On an entirely unrelated note, James, I saw your cover painting for "Citizen Phaid" in a sci-fi art book the other day, and I was blown away. With all your dinosaurs and baby birds and horses and whatnot, it's easy for me to forget how adept you are at painting futuristic, high-tech subjects.

James Gurney said...

Thanks, Moai, that's really nice of you. The art director, Gene Mydlowski, deserves a lot of credit on that cover for letting me do a long horizontal composition, very atypical for covers in those days.

David Still said...

I saw the painting 'Cornel Rhos - Spring' by William Morris Hunt in the Pre-Raphaelites exhibition in Nationalmuseum in Stockholm. Many times. It was one of my absolute favourites in that show. Unfortunately I can't find a picture of it online..

Erik Bongers said...

Not that it's relevant, but "Washington Crossing" brings back memories of my visit to the Met and to a previous carrier where I visited J&J in Titusville NJ, at walking distance of the actual crossing location along the Delaware.
But as I said, not really relevant.

Honey P. Amplegood said...
This comment has been removed by the author.
Jesse Hamm said...

I recall Frank Frazetta remarking in an interview that he wasn't very influenced by N.C. Wyeth, with whom he's sometimes compared, but rather by old German painters. He didn't identify the German painters, but looking at these works and the qualities James mentions (their strongest accents and focal point in middle ground, dark framing masses at the sides of the compositions, stormy skies and dramatic lighting, filmy or atmospheric distances), I wonder whether this was the group he meant.

Hank said...

I'm always kind of happy, whenn I read about german artists here at Your blog. Thank's for that! :-) The "Düsseldorfer Malerschule" for me (as a student at the "Düsseldorfer Kunstakademie") was and is a great inspiration, allthough ther weren't really outstanding painters. Only well informed people know the names of Andreas and Oswald Achenbach, for example. On the one side, their compositions were really impressive and their knowledge of how to make pictures look "erhaben" (means: impressive in an grand with a sense of awe) was astonishing. But they weren't great painters, if one looks at their "brush-work". No "peinture", if You know, what I mean.
And they got with the "Münchener Malerschule" big competitors in the second half of the 19th century. Like Leibl or Böcklin, for example.
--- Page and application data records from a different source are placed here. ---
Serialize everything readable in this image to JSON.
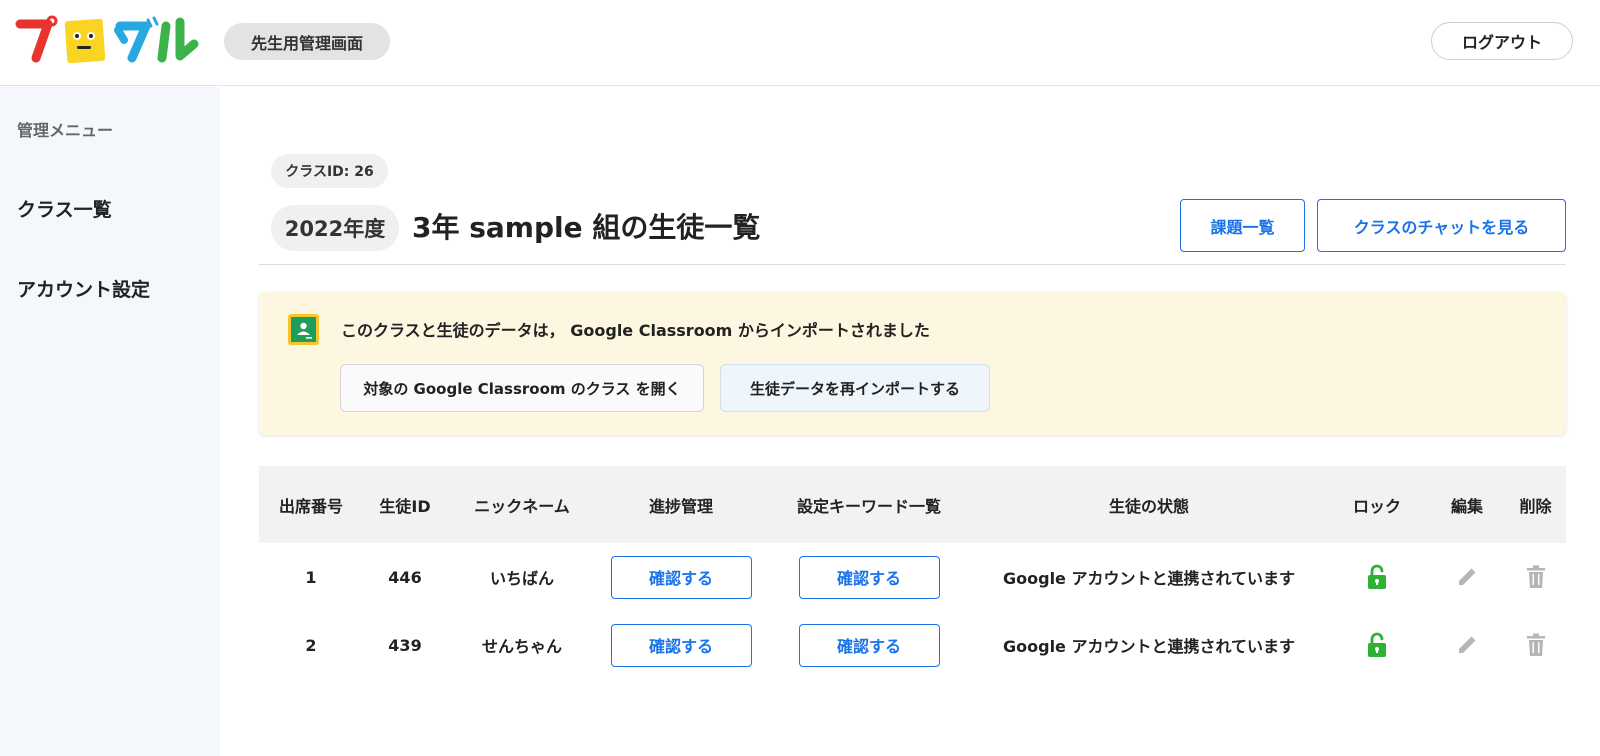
{
  "header": {
    "logo_text": "プログル",
    "admin_label": "先生用管理画面",
    "logout_label": "ログアウト"
  },
  "sidebar": {
    "heading": "管理メニュー",
    "items": [
      {
        "label": "クラス一覧"
      },
      {
        "label": "アカウント設定"
      }
    ]
  },
  "main": {
    "class_id": "クラスID: 26",
    "year": "2022年度",
    "title": "3年 sample 組の生徒一覧",
    "buttons": {
      "assignments": "課題一覧",
      "chat": "クラスのチャットを見る"
    }
  },
  "notice": {
    "text": "このクラスと生徒のデータは， Google Classroom からインポートされました",
    "open_classroom": "対象の Google Classroom のクラス を開く",
    "reimport": "生徒データを再インポートする",
    "icon": "google-classroom-icon"
  },
  "table": {
    "columns": [
      "出席番号",
      "生徒ID",
      "ニックネーム",
      "進捗管理",
      "設定キーワード一覧",
      "生徒の状態",
      "ロック",
      "編集",
      "削除"
    ],
    "rows": [
      {
        "number": "1",
        "id": "446",
        "nickname": "いちばん",
        "progress": "確認する",
        "keywords": "確認する",
        "status": "Google アカウントと連携されています"
      },
      {
        "number": "2",
        "id": "439",
        "nickname": "せんちゃん",
        "progress": "確認する",
        "keywords": "確認する",
        "status": "Google アカウントと連携されています"
      }
    ]
  },
  "colors": {
    "accent": "#1a73e8",
    "lock_green": "#2fb233",
    "sidebar_bg": "#f4f8fc",
    "notice_bg": "#fdf6e0"
  }
}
Nevertheless it's really worth the time to look at and examine the landscapes of the "Düsseldorfer Malerschule" protagonists. For example the two Achenwald brothers. The "nordic" Andreas Achenbach painted many norwayen landscapes with impressive clouds, storms, the expressive mountains and fjords ob the scandinavien countrys. His "southern" brother painted large italian landscapes, very warm, with red glowing imprimiturs. I prefer the nordish Achenbach, but that's just a matter of taste...

Perhaps You could write something about the "Münchner Malerschule" in the future? Some american "impressionists" like T.C. Steele, William Forsyth or Ottis Adams studied in Munich (together with famous german Painters like Lovis Corinth) and it's interesting to see, how their training/education in Germany influenced their work, when they returned to the USA.

Kunst Kommt Von Können said...

Hank, i always shake my head when i read something like your comment
"But they weren't great painters, if one looks at their "brush-work". No "peinture", if You know, what I mean."

Or, in other words, No brushwork visible == no great painter. Thats only a matter of taste, not more. And a bad taste in my opinion, because it's often connected with the hype of no-skill art.

In my book, someone like Carl Friedrich Lessing is one of the greatest figurative Landscape painter ever, BECAUSE OF his finished, detailled painting style.

r8r said...

Unknown said...

American landscape artist,Worthington Whittredge was studying also with Bierstadt informally at the Dusseldorf Academy and was living for a period with Achenbach in Dusseldorf.